=== Section Start ===

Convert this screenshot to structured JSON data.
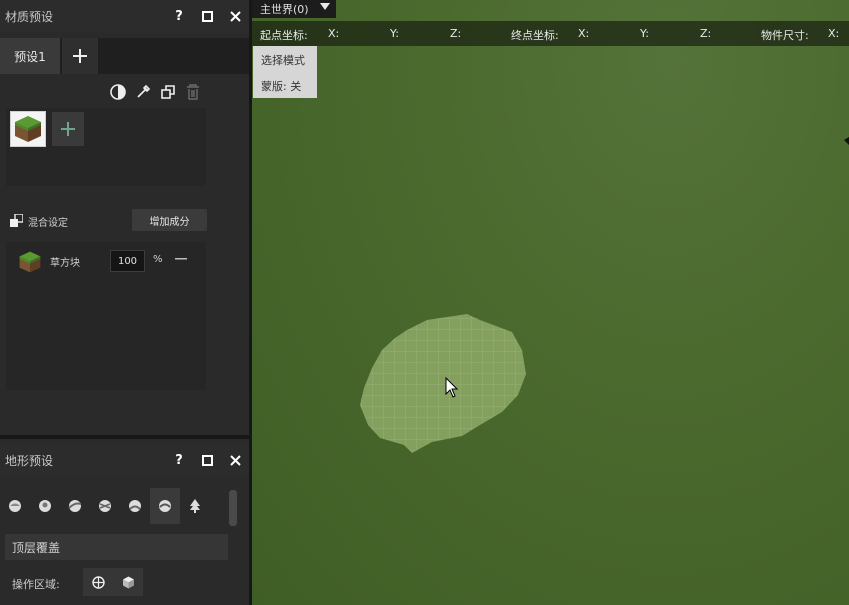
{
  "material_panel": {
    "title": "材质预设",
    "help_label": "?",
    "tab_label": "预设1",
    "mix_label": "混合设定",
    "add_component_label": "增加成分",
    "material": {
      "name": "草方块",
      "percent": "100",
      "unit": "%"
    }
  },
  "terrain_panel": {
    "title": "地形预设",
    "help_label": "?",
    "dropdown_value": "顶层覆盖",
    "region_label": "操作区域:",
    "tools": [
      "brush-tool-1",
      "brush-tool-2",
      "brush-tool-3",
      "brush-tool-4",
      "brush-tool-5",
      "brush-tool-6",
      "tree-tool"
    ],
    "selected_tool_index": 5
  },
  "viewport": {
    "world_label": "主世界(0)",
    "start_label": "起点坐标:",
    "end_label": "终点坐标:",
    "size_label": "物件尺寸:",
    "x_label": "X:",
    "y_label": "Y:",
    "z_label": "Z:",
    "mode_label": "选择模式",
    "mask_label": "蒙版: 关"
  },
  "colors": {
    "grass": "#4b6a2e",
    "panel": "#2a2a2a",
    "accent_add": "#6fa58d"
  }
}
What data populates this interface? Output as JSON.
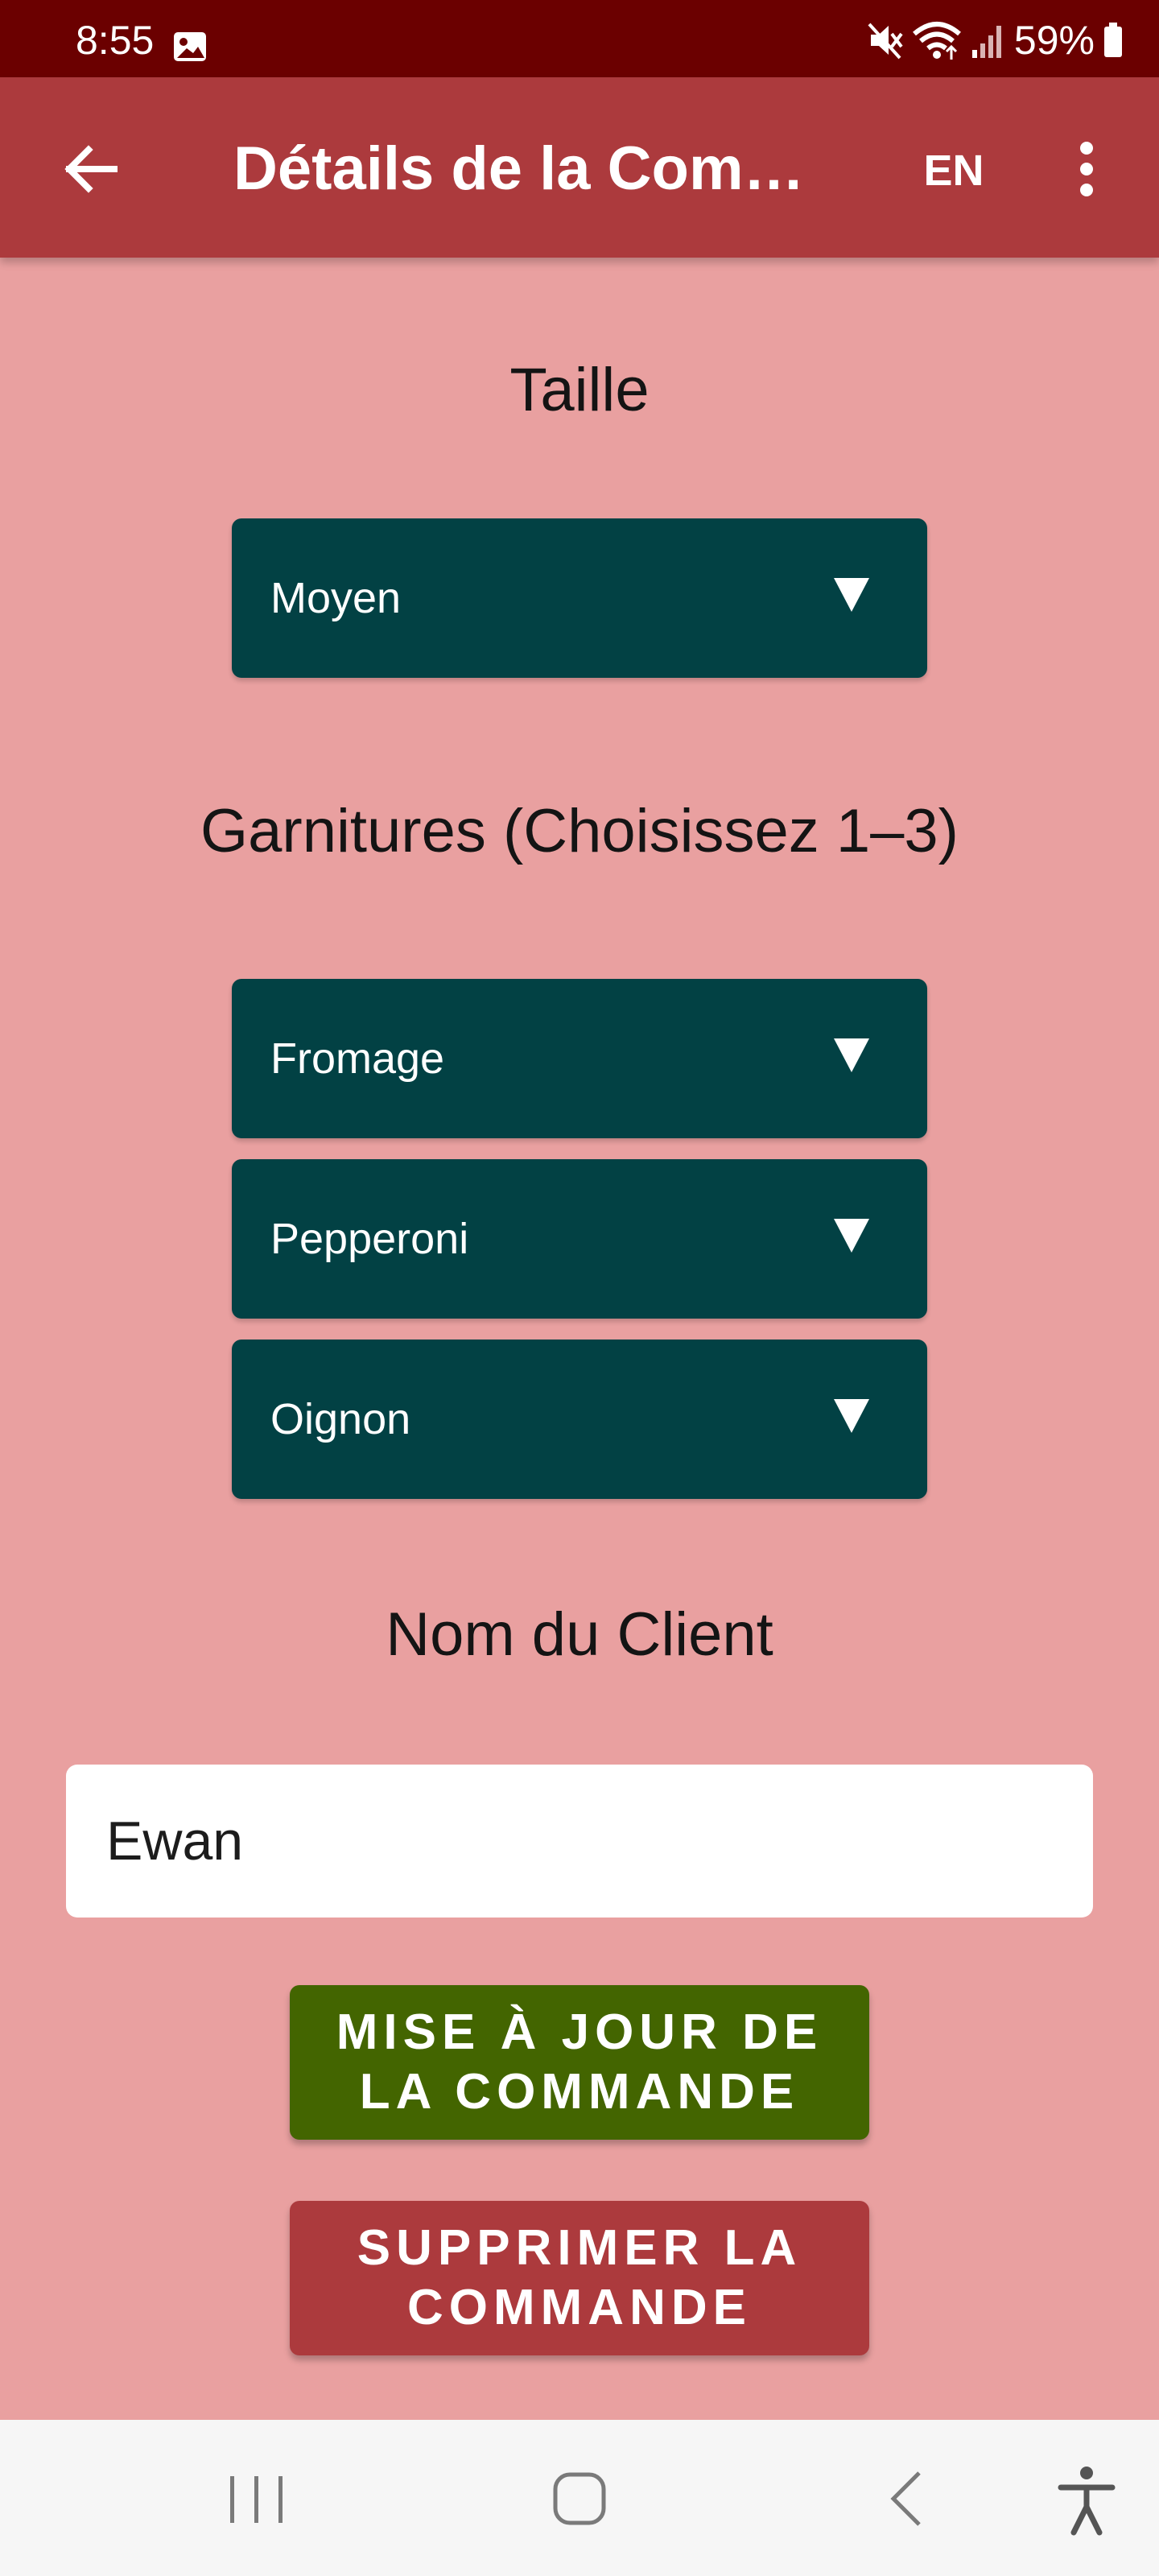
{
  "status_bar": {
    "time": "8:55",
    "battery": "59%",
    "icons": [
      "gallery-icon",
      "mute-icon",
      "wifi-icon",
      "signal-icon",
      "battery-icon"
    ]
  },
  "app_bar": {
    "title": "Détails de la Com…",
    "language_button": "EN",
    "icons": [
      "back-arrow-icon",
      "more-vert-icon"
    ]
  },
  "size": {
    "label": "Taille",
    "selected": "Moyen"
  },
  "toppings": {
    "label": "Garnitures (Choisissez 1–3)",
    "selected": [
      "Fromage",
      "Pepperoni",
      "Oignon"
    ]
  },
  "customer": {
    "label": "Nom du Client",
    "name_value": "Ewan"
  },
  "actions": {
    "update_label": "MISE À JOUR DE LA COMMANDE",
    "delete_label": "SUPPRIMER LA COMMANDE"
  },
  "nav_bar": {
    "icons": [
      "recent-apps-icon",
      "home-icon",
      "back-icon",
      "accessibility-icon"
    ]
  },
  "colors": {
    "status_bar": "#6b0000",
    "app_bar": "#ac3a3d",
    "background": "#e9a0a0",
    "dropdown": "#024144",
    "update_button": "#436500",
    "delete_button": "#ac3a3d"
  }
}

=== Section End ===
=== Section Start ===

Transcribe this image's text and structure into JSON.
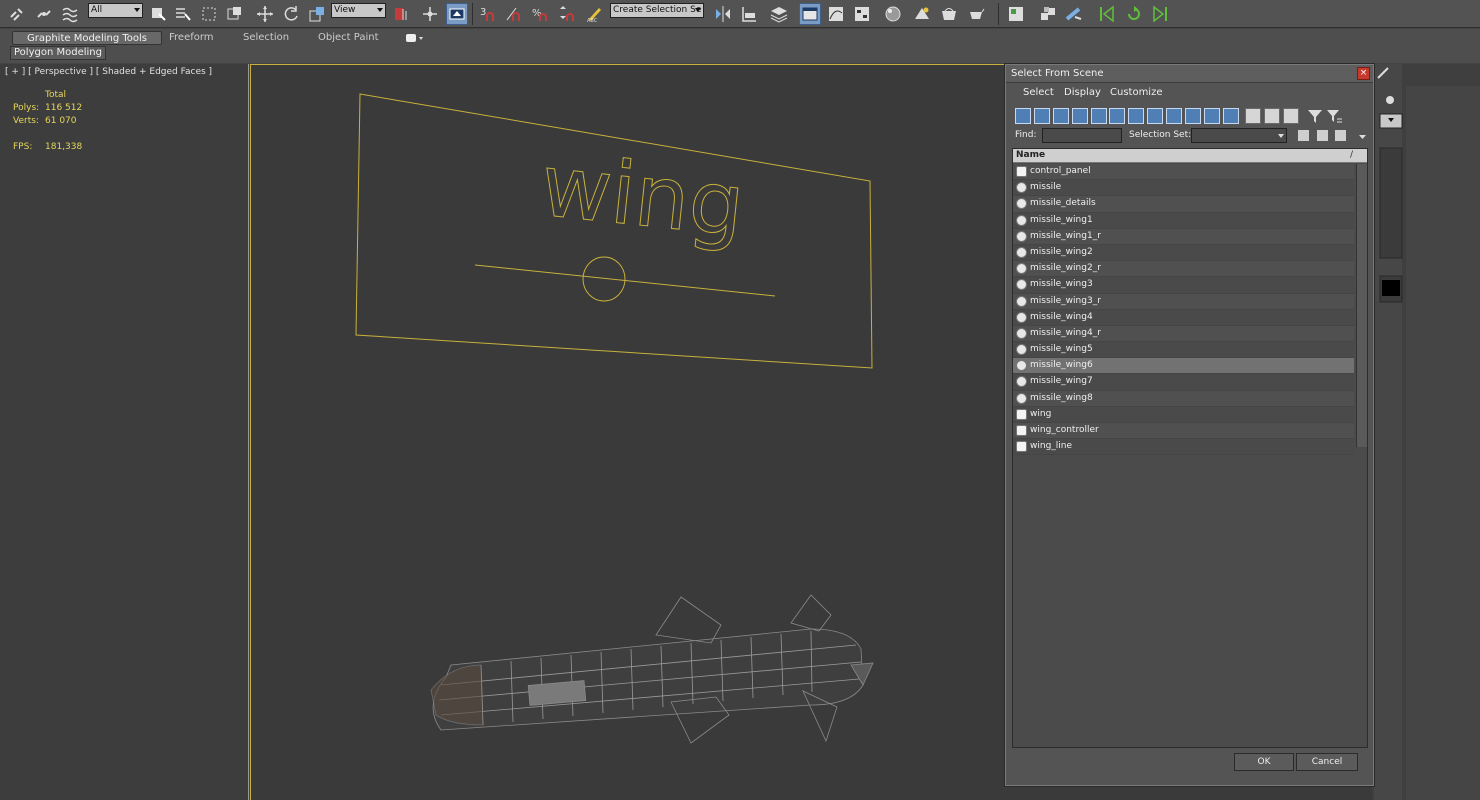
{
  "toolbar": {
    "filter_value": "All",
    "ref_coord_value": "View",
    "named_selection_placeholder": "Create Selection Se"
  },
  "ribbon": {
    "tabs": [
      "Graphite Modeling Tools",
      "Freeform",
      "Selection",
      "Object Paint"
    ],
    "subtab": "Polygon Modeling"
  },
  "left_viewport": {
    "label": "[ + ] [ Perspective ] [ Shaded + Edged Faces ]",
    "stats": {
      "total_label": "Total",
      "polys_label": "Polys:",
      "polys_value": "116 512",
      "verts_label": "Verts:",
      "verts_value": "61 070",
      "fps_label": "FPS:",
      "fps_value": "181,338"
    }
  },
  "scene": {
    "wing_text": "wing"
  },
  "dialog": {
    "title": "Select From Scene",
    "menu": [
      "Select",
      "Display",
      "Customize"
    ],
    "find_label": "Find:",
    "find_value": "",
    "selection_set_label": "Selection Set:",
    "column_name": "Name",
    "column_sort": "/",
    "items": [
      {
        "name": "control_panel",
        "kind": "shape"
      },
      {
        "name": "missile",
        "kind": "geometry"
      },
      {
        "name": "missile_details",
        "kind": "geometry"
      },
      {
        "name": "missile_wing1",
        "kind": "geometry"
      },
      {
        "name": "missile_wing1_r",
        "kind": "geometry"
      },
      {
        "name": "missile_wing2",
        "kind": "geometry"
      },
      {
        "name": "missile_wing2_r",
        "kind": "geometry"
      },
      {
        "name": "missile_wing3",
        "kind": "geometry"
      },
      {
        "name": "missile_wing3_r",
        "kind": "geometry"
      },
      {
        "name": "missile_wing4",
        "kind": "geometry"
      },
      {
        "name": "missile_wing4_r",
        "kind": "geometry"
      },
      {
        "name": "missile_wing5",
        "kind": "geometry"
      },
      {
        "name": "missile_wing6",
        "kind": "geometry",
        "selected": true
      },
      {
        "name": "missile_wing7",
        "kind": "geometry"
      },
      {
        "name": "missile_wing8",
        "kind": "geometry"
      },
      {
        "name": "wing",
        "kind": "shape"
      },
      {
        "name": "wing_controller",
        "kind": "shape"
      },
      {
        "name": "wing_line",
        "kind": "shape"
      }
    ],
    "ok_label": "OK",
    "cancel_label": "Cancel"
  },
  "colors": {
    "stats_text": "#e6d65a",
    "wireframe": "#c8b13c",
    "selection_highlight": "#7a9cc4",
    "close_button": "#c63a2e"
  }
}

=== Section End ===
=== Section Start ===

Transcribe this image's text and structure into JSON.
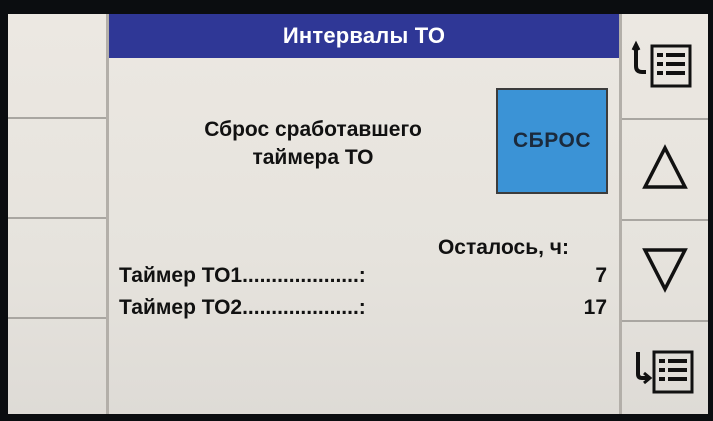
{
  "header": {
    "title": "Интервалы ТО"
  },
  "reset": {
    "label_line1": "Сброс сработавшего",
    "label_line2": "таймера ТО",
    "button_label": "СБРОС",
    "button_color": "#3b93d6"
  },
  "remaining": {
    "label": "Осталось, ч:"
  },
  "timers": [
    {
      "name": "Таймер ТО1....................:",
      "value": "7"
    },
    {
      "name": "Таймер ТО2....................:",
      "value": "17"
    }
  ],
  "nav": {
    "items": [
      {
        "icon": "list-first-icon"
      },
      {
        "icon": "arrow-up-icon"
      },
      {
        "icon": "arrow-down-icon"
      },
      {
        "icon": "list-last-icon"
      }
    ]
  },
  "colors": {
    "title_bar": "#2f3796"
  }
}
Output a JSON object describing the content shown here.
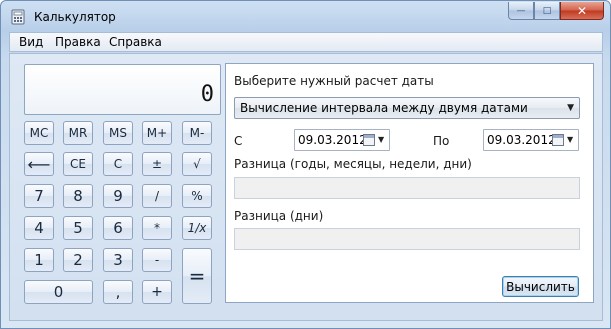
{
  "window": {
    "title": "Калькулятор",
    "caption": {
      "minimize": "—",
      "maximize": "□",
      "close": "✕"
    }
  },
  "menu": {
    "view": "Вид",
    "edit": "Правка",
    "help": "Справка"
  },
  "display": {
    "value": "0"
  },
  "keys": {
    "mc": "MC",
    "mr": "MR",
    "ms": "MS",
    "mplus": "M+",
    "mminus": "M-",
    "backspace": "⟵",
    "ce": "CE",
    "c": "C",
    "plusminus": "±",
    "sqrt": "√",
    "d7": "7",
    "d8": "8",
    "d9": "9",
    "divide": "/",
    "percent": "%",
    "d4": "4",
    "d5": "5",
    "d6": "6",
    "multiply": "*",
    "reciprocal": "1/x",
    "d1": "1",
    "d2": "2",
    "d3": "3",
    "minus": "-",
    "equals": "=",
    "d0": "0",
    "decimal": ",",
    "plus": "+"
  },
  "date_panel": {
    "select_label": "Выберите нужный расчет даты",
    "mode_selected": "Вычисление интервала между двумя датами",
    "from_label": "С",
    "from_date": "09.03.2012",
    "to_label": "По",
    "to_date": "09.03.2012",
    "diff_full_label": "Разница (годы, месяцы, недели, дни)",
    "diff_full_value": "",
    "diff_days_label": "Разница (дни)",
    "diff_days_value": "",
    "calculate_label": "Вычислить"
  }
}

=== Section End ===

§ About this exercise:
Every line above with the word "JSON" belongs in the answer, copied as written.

§ Solution to the exercise:
Convert this screenshot to structured JSON data.
What data populates this interface? Output as JSON.
Transcribe this image's text and structure into JSON.
Transcribe this image's text and structure into JSON.
Output a JSON object describing the content shown here.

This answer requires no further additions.